After she and Paul were married in 1940, Barbara remembers parking on the square in Lewisburg on Saturday night, sitting in the car, and watching the people go by. The stores were open then because that was "when everybody came to town and did their shopping." There were also movies at the Dixie, and you could get something to eat from several different establishments around the square; you could even get "curb service" and eat in your car. On Sunday afternoons, they used to go watch a baseball team that "played out in the country."

"I've always been a baseball fan," Barbara says. "I watch a lot of TV. I'm a Braves fan, and I've enjoyed the tennis the last couple of weeks."
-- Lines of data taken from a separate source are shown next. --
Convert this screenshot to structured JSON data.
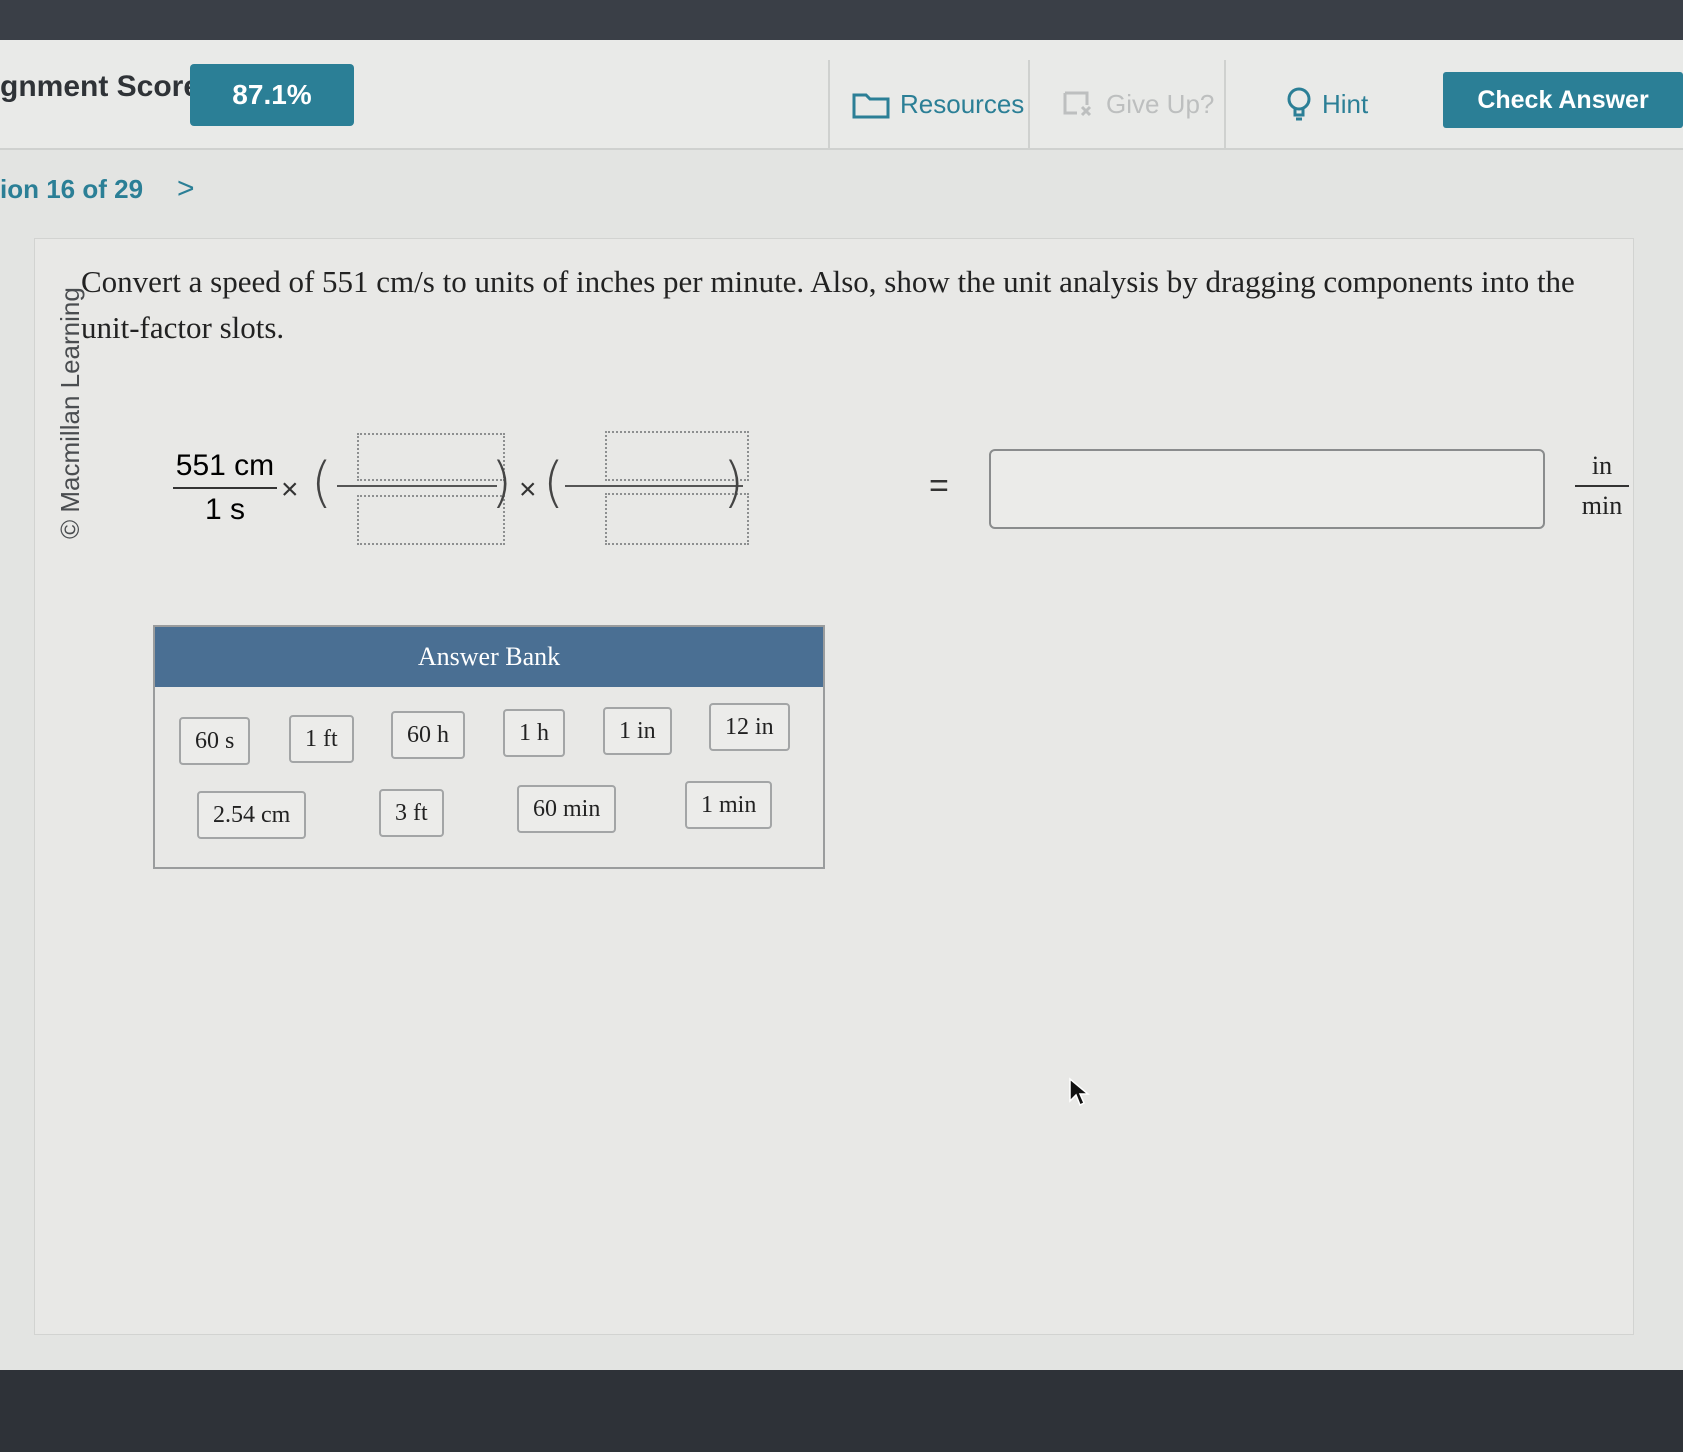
{
  "header": {
    "score_label": "gnment Score:",
    "score_value": "87.1%",
    "resources_label": "Resources",
    "give_up_label": "Give Up?",
    "hint_label": "Hint",
    "check_answer_label": "Check Answer"
  },
  "nav": {
    "question_position": "ion 16 of 29",
    "next_chevron": ">"
  },
  "panel": {
    "copyright": "© Macmillan Learning",
    "question_text": "Convert a speed of 551 cm/s to units of inches per minute. Also, show the unit analysis by dragging components into the unit-factor slots."
  },
  "equation": {
    "given_numerator": "551 cm",
    "given_denominator": "1 s",
    "times_symbol": "×",
    "open_paren": "(",
    "close_paren": ")",
    "equals": "=",
    "answer_value": "",
    "unit_numerator": "in",
    "unit_denominator": "min"
  },
  "answer_bank": {
    "title": "Answer Bank",
    "chips": [
      "60 s",
      "1 ft",
      "60 h",
      "1 h",
      "1 in",
      "12 in",
      "2.54 cm",
      "3 ft",
      "60 min",
      "1 min"
    ]
  },
  "icons": {
    "resources": "folder-icon",
    "give_up": "give-up-icon",
    "hint": "lightbulb-icon",
    "cursor": "mouse-pointer-icon"
  },
  "colors": {
    "accent": "#2b7f96",
    "bank_header": "#4a6f93"
  }
}
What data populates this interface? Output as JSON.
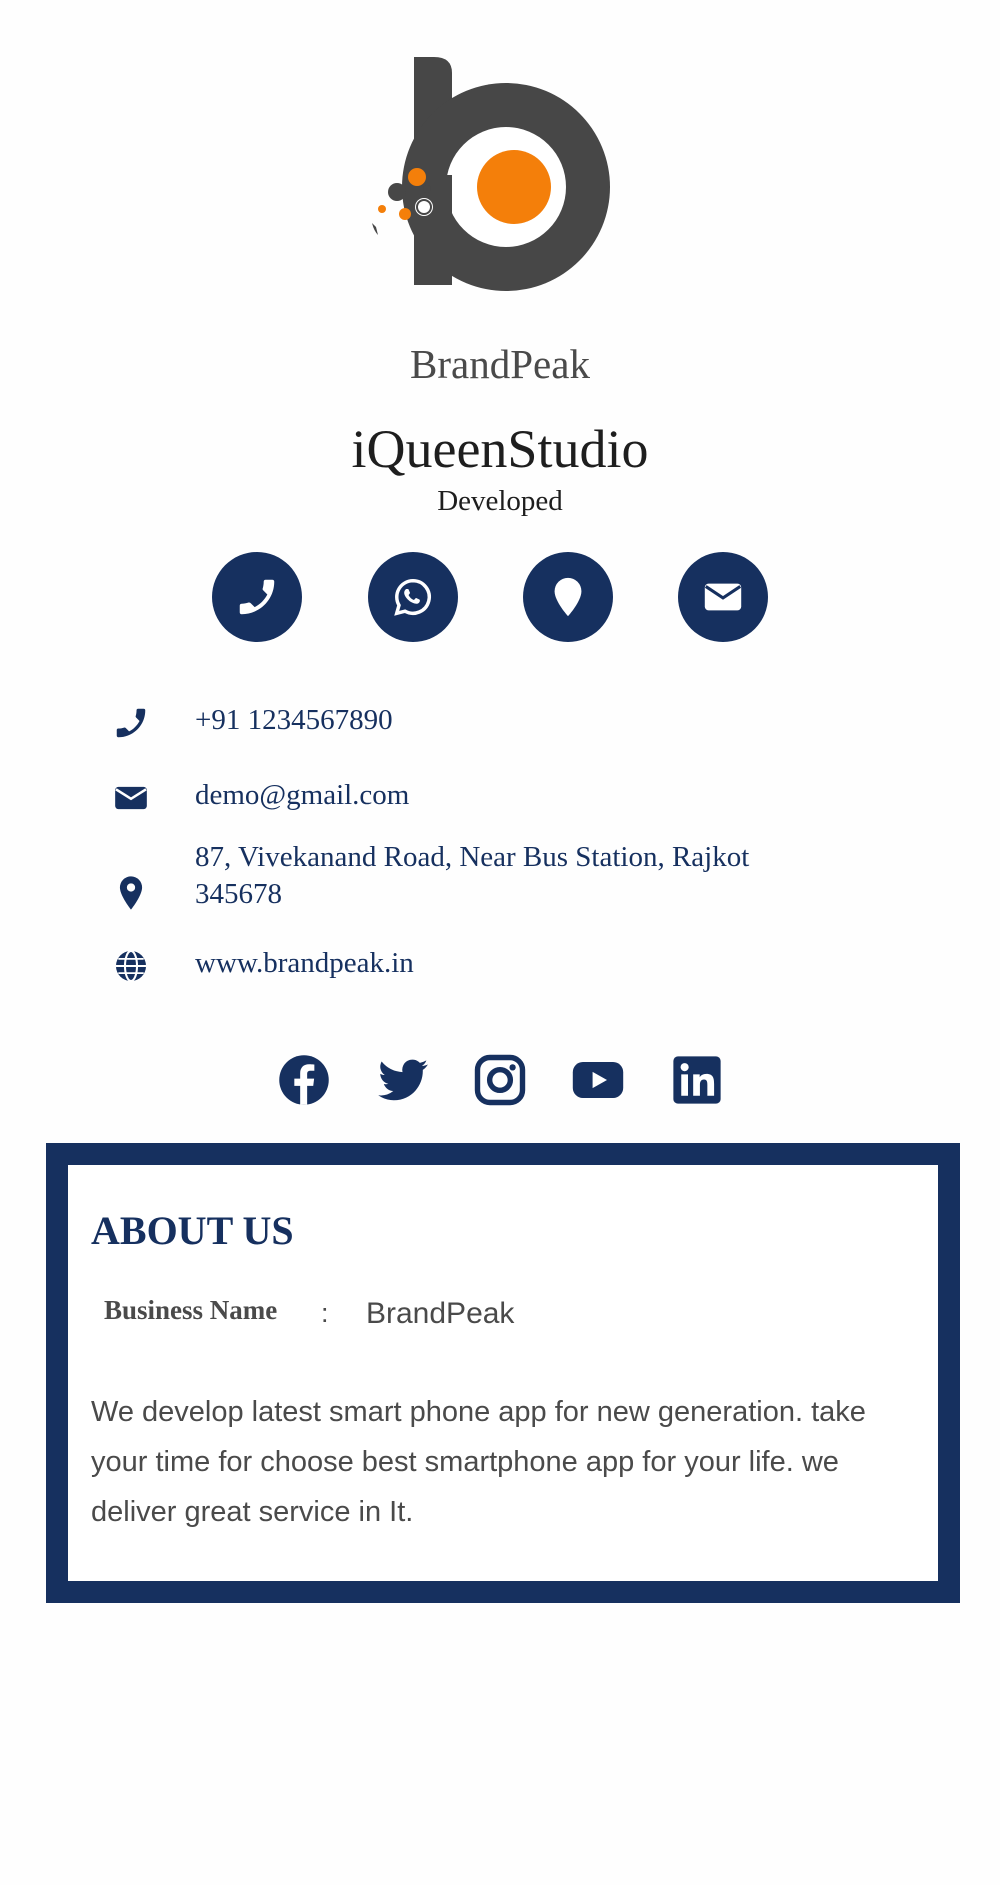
{
  "header": {
    "brand_name": "BrandPeak",
    "studio_name": "iQueenStudio",
    "subtitle": "Developed"
  },
  "colors": {
    "primary": "#16305f",
    "logo_dark": "#474747",
    "logo_accent": "#f47f0a"
  },
  "action_buttons": [
    {
      "icon": "phone-icon"
    },
    {
      "icon": "whatsapp-icon"
    },
    {
      "icon": "location-icon"
    },
    {
      "icon": "email-icon"
    }
  ],
  "contacts": {
    "phone": "+91 1234567890",
    "email": "demo@gmail.com",
    "address_line1": "87, Vivekanand Road, Near Bus Station, Rajkot",
    "address_line2": "345678",
    "website": "www.brandpeak.in"
  },
  "social": [
    "facebook-icon",
    "twitter-icon",
    "instagram-icon",
    "youtube-icon",
    "linkedin-icon"
  ],
  "about": {
    "title": "ABOUT US",
    "business_name_label": "Business Name",
    "separator": ":",
    "business_name_value": "BrandPeak",
    "description": "We develop latest smart phone app for new generation. take your time for choose best smartphone app for your life. we deliver great service in It."
  }
}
Paul was working in the bank when he and Barbara met, but soon the two of them were working together in the Lewisburg Insurance Agency, in the Peoples and Union Bank.

The couple had four children, a boy and three girls, and Barbara tried a couple of other jobs, away from insurance, but eventually Paul told her she had to come back to work for him, so she did.

Paul died in 1975, and it was the year after that that Grover Collins bought out the Lewisburg Insurance Agency, and Barbara went to work for him. And kept on working.

"I just like to work some," she explains. "I would get bored sitting home seven days a week. I think it helps your mind, too - I would assume it does. I like figures."

Barbara gets her ability with numbers from her father, who was a bookkeeper for a pencil company, back in the day when Lewisburg was "the pencil capital of the world."

Of course, Barbara says, the insurance business is "all together different," than when she started 70 years ago. In the old days all the calculations had to be done by hand, and all the typing was done on manual typewriters; the entire policy from beginning to end was written and processed at the insurance office.

Does she anticipate a time when she won't be working two days a week at Grover Collins?

"Yes," replies Barbara. "If I get to feeling so bad I can't come in - or if I got fired." Her arthritis is slowing her down some and she says, "I don't do much walking." Barbara avoids going where she'll have to climb stairs, and she doesn't like to drive far, which prevents her from seeing her sister in Kentucky as much as she'd like.

"I can drive good," she says. Her memories of cars stretch all the way back to pre-school days, when she remembers driving with her mother to Fayetteville in a Model T Ford to go shopping. That trip took "all day long," but, as Barbara says, "It's just fun to go out of town shopping."

Barbara says there's "not really" anything she wished for in her life that she didn't get, and the thing she's most proud of is that all her children "turned out real well." She still lives in the house on Martin Street that she and Paul bought in 1950.

Norma Aldridge of the First Farmers and Merchants Bank has known Barbara for over 50 years, and sums her up by saying, "When I think of Barbara Woodward, I think of a strong person, a dedicated family person, a loyal and generous friend...She is a great example of perseverance and inner strength."